Awabakal Mob in Newcastle. I was born at Wagga Wagga, attended High School
in Tamworth, Professional career in Orange, Sydney and Newcastle. I was the
Earthquake Recovery Coordinator following the Newcastle Earthquake.

Why do you think the Uluru Statement from the Heart is important?

My very pleasing time with the Awabakal people in Newcastle showed that just
like nations everywhere, there are also differences of opinion within indigenous
communities, and it is usually termed "politics". Around the world, and particularly
in a nation that is confronting a pandemic, climate change, marriage equality,
overt recognition of a complex respect for the treatment of First Nations People
and other matters where "politics" comes into play, it is rare that there can be a
collaborative statement/agreement/outcome anything like the Uluru Statement
from the Heart. It is a momentous communique that demonstrates how
differences in hot spots around the world could be sufficiently resolved to be a
platform for consensus and progress to a new ethos. It tops Australia's previously
most amazing achievement of consensus - federation - where diversity was less
complex.

Why is it important for Indigenous people to have a say in the matters that affect
them?

I am a Captain of a NSW Rural Fire Service Brigade. The reasonably recent
recognition of the efficacy of cultural cool burns, that First Nations people have
practiced for millennia, is a very clear indicator that "white-man" practices
imported from cool climate Europe to a hot dry country environment can benefit
from listening to our indigenous knowledge holders. Our so-called sophisticated
democracy demonstrates time after time that generalised one-size-fits-all
outcomes are not beacons in the dominant social milieu of today's Australia. It
might be harder for people living a culture arising from individual ownership to
"hear" concepts arising from a culture arising from "Country", but if we are now
hearing from indigenous experts in fire management, we should equally work
harder to "hear" from a people who didn't evolve from a foreign industrialised
ethos. But this has been said before - "when in Rome, do as the Romans do". So,
when advocating for Indigenous peoples, adapt one's thinking to do as the
indigenous do, think and live, and that will be real listening.

Why do you think it's important to enshrine the Voice to Parliament in the
Constitution, rather than include it only in legislation?

If our response is to be anywhere near as momentous as was achieved at Uluru,
or what was achieved at federation, it should enable our First Nations People to
enter into a Constitution they would have been part of had imported European
culture been as egalitarian as we like to portray ourselves today. Conversely, to
squib at belated inclusion in the Constitution will clearly demonstrate that Australia
is not yet the egalitarian society we like to portray.

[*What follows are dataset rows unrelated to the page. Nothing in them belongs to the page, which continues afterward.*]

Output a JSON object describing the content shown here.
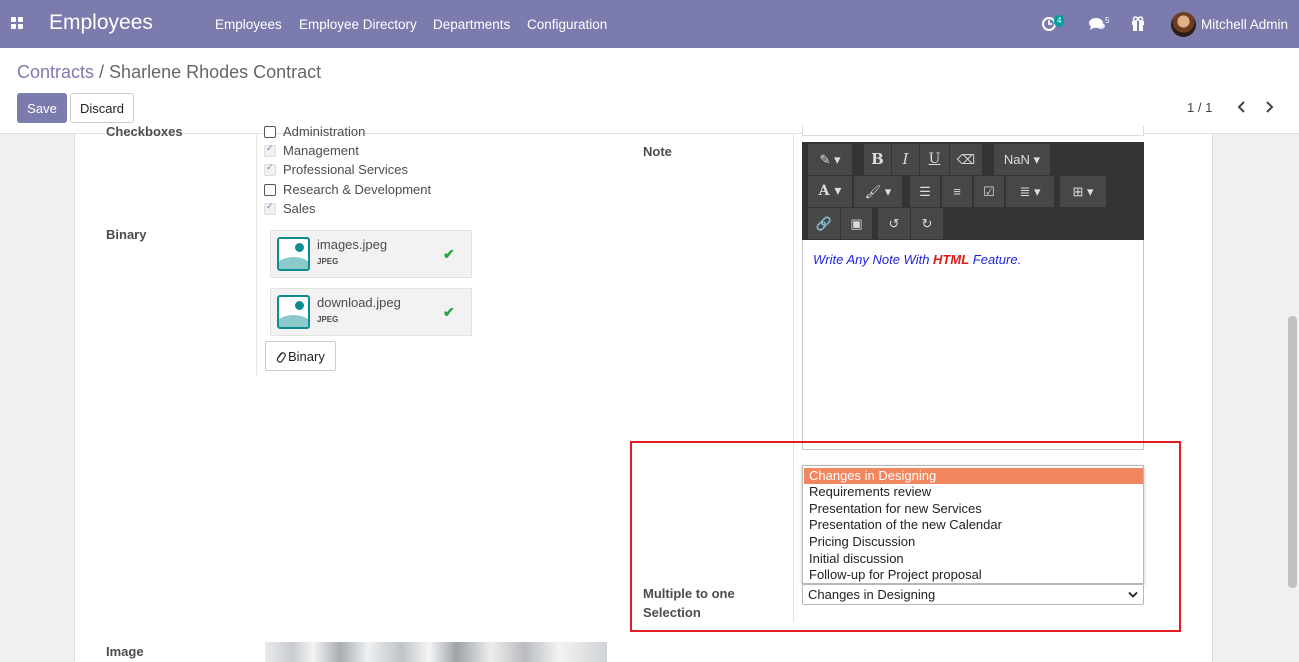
{
  "navbar": {
    "app_title": "Employees",
    "menu": [
      "Employees",
      "Employee Directory",
      "Departments",
      "Configuration"
    ],
    "activity_count": "4",
    "message_count": "5",
    "user_name": "Mitchell Admin",
    "color": "#7c7bad"
  },
  "breadcrumb": {
    "parent": "Contracts",
    "separator": "/",
    "current": "Sharlene Rhodes Contract"
  },
  "buttons": {
    "save": "Save",
    "discard": "Discard"
  },
  "pager": {
    "value": "1 / 1"
  },
  "form": {
    "checkboxes_label": "Checkboxes",
    "checkboxes": [
      {
        "label": "Administration",
        "checked": false
      },
      {
        "label": "Management",
        "checked": true
      },
      {
        "label": "Professional Services",
        "checked": true
      },
      {
        "label": "Research & Development",
        "checked": false
      },
      {
        "label": "Sales",
        "checked": true
      }
    ],
    "binary_label": "Binary",
    "attachments": [
      {
        "name": "images.jpeg",
        "type": "JPEG"
      },
      {
        "name": "download.jpeg",
        "type": "JPEG"
      }
    ],
    "binary_button": "Binary",
    "note_label": "Note",
    "toolbar": {
      "font_size": "NaN"
    },
    "note": {
      "before": "Write Any Note With ",
      "emphasis": "HTML",
      "after": " Feature."
    },
    "selection_label_line1": "Multiple to one",
    "selection_label_line2": "Selection",
    "selection_options": [
      "Changes in Designing",
      "Requirements review",
      "Presentation for new Services",
      "Presentation of the new Calendar",
      "Pricing Discussion",
      "Initial discussion",
      "Follow-up for Project proposal"
    ],
    "selection_value": "Changes in Designing",
    "image_label": "Image"
  },
  "colors": {
    "primary": "#7c7bad",
    "highlight_option": "#f2865e",
    "annotation_border": "#e01b24",
    "success": "#28a745",
    "note_text": "#1f1fe0",
    "note_emphasis": "#e01a1a"
  }
}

How could a Voice to Parliament improve the lives of your community?

It doesn't matter how much spin people want to put on the matter, First Nations
people deserve respect for being first to populate our lands. Continuing to deny a
real voice to the Parliament that they had no part in creating, and no original voice
within, and no part in its written constitution, could only be explained by admitting
that the issue is about current power and not about decency or fairness or our so-
called egalitarian ethos. First Nations peoples have out-performed other diverse
sectors of the Australian community by collectively agreeing, at the heart of our
country, upon a momentous common understanding. Let us do the right thing.
Recognise the voice from which it evolved within the Australian Constitution.

Thank you,

Brian Eastoe